Reality is there are times that our children don’t want to have their Devotions.
We must remember that Children are just like any other person you know – they will have spiritual highs and spiritual lows. How do you respond to your friend when they are going through a spiritual low? Think about this and see what you can learn so you can respond to your child in the same situation with the same level of grace. It is easy to have high expectations on our children and yet they must go through their own journeys.
There will be times when our children don’t want to have personal Quiet Times, there will be times when we feel that they have turned their backs on God. What will our response be? My encouragement to you is to keep your eyes on God yourself, love your child as God loves them – remember Jesus died for us while we were yet sinners.
At such times in our household, while keeping my heart full of love and grace towards my child I have
- Talked to them about what I see happening – I go with their response – sometimes it was been a “well, that’s just where I am at” and other times it has been “oh, yes, I want to change that” kind of response.
- I strengthen my commitment to devotional living (talking about God day in and day out), and to our family devotions. While the child is still in our home they will be hearing the Word of God.
- I pray for them. If their hearts are soft (not angry) I pray for their hearts while praying with them otherwise this becomes my personal prayer for my child.

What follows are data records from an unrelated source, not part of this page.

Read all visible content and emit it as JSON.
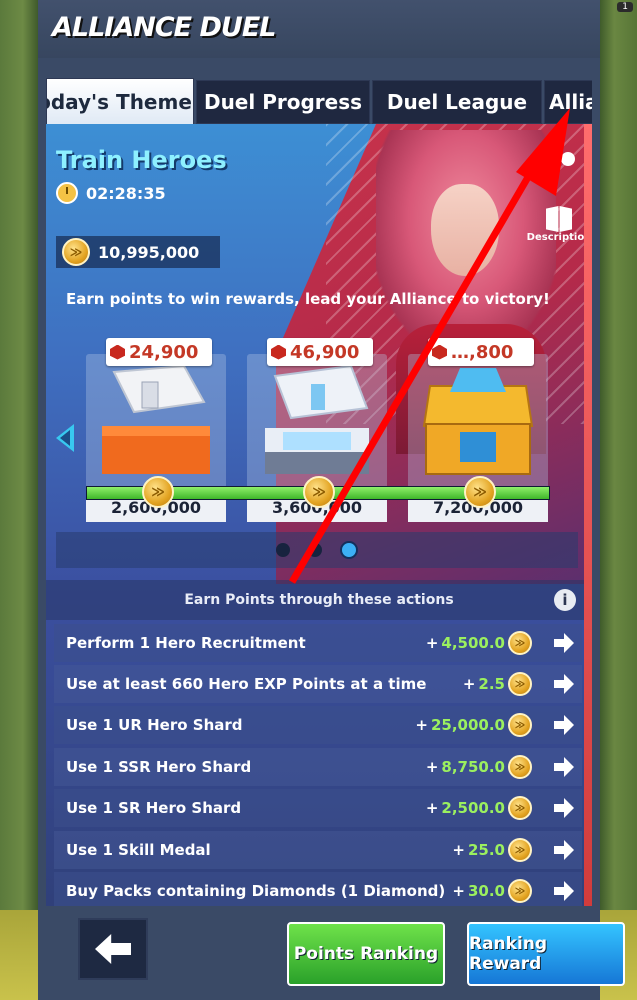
{
  "header": {
    "title": "ALLIANCE DUEL"
  },
  "top_right_badge": "1",
  "tabs": [
    {
      "label": "Today's Theme"
    },
    {
      "label": "Duel Progress"
    },
    {
      "label": "Duel League"
    },
    {
      "label": "Allia"
    }
  ],
  "theme": {
    "title": "Train Heroes",
    "timer": "02:28:35",
    "points": "10,995,000",
    "description_label": "Description",
    "slogan": "Earn points to win rewards, lead your Alliance to victory!"
  },
  "rewards": [
    {
      "cost": "24,900",
      "points": "2,600,000",
      "chest": "white-orange-chest"
    },
    {
      "cost": "46,900",
      "points": "3,600,000",
      "chest": "white-blue-chest"
    },
    {
      "cost": "…,800",
      "points": "7,200,000",
      "chest": "gold-chest"
    }
  ],
  "reward_progress": 1.0,
  "pagination": {
    "count": 3,
    "active": 2
  },
  "actions_header": "Earn Points through these actions",
  "actions": [
    {
      "label": "Perform 1 Hero Recruitment",
      "points": "4,500.0"
    },
    {
      "label": "Use at least 660 Hero EXP Points at a time",
      "points": "2.5"
    },
    {
      "label": "Use 1 UR Hero Shard",
      "points": "25,000.0"
    },
    {
      "label": "Use 1 SSR Hero Shard",
      "points": "8,750.0"
    },
    {
      "label": "Use 1 SR Hero Shard",
      "points": "2,500.0"
    },
    {
      "label": "Use 1 Skill Medal",
      "points": "25.0"
    },
    {
      "label": "Buy Packs containing Diamonds (1 Diamond)",
      "points": "30.0"
    }
  ],
  "buttons": {
    "points_ranking": "Points Ranking",
    "ranking_reward": "Ranking Reward"
  },
  "colors": {
    "accent_green": "#9bf05f",
    "theme_title": "#8ef0ff",
    "cost_red": "#c43826",
    "annotation_arrow": "#ff0000"
  }
}
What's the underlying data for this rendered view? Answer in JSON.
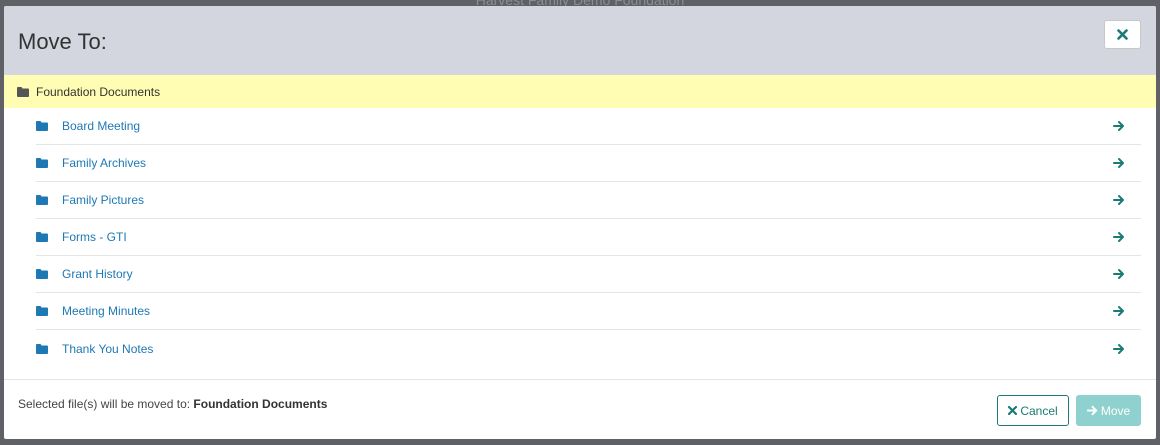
{
  "backdrop": {
    "title": "Harvest Family Demo Foundation"
  },
  "modal": {
    "title": "Move To:",
    "current_folder": "Foundation Documents",
    "folders": [
      {
        "name": "Board Meeting"
      },
      {
        "name": "Family Archives"
      },
      {
        "name": "Family Pictures"
      },
      {
        "name": "Forms - GTI"
      },
      {
        "name": "Grant History"
      },
      {
        "name": "Meeting Minutes"
      },
      {
        "name": "Thank You Notes"
      }
    ],
    "footer": {
      "prefix": "Selected file(s) will be moved to:",
      "destination": "Foundation Documents",
      "cancel_label": "Cancel",
      "move_label": "Move"
    }
  },
  "colors": {
    "header_bg": "#d3d6de",
    "highlight_bg": "#fffdb3",
    "link": "#1e78b4",
    "accent": "#1b7a77",
    "move_disabled": "#8ed1ce"
  },
  "icons": {
    "close": "close-icon",
    "folder": "folder-icon",
    "arrow": "arrow-right-icon",
    "cancel": "times-icon",
    "move": "arrow-right-icon"
  }
}
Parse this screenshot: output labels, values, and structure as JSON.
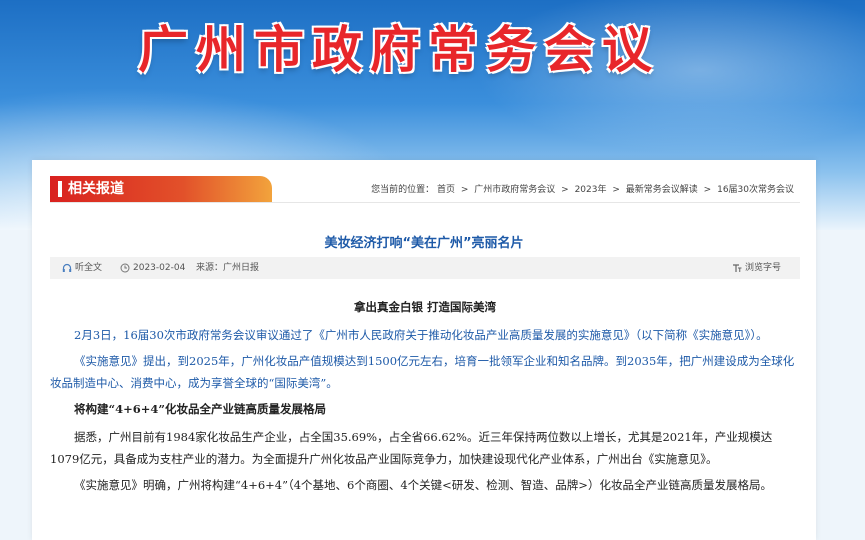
{
  "banner": {
    "title": "广州市政府常务会议"
  },
  "section": {
    "label": "相关报道"
  },
  "breadcrumb": {
    "prefix": "您当前的位置：",
    "items": [
      "首页",
      "广州市政府常务会议",
      "2023年",
      "最新常务会议解读",
      "16届30次常务会议"
    ],
    "sep": ">"
  },
  "article": {
    "title": "美妆经济打响“美在广州”亮丽名片",
    "listen_label": "听全文",
    "date": "2023-02-04",
    "source": "来源：广州日报",
    "font_size_label": "浏览字号",
    "subtitle": "拿出真金白银  打造国际美湾",
    "paragraphs": [
      "2月3日，16届30次市政府常务会议审议通过了《广州市人民政府关于推动化妆品产业高质量发展的实施意见》（以下简称《实施意见》）。",
      "《实施意见》提出，到2025年，广州化妆品产值规模达到1500亿元左右，培育一批领军企业和知名品牌。到2035年，把广州建设成为全球化妆品制造中心、消费中心，成为享誉全球的“国际美湾”。"
    ],
    "heading": "将构建“4+6+4”化妆品全产业链高质量发展格局",
    "paragraphs2": [
      "据悉，广州目前有1984家化妆品生产企业，占全国35.69%，占全省66.62%。近三年保持两位数以上增长，尤其是2021年，产业规模达1079亿元，具备成为支柱产业的潜力。为全面提升广州化妆品产业国际竞争力，加快建设现代化产业体系，广州出台《实施意见》。",
      "《实施意见》明确，广州将构建“4+6+4”（4个基地、6个商圈、4个关键<研发、检测、智造、品牌>）化妆品全产业链高质量发展格局。"
    ]
  },
  "colors": {
    "title_red": "#e8262a",
    "link_blue": "#1e5aa8",
    "tag_red": "#d9211f"
  }
}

We need to be careful not to mark our child’s relationship with God based on the quality of their Quiet Times. When we do this we are stepping very close to the idea that good Quiet Times makes you a good Christian – that we have to do things to be a Christian. Quiet Times, Devotions, are a tool that Christians use to deepen their relationship with God. It has to be a heart response to God, and not a performance for the parents peace of mind.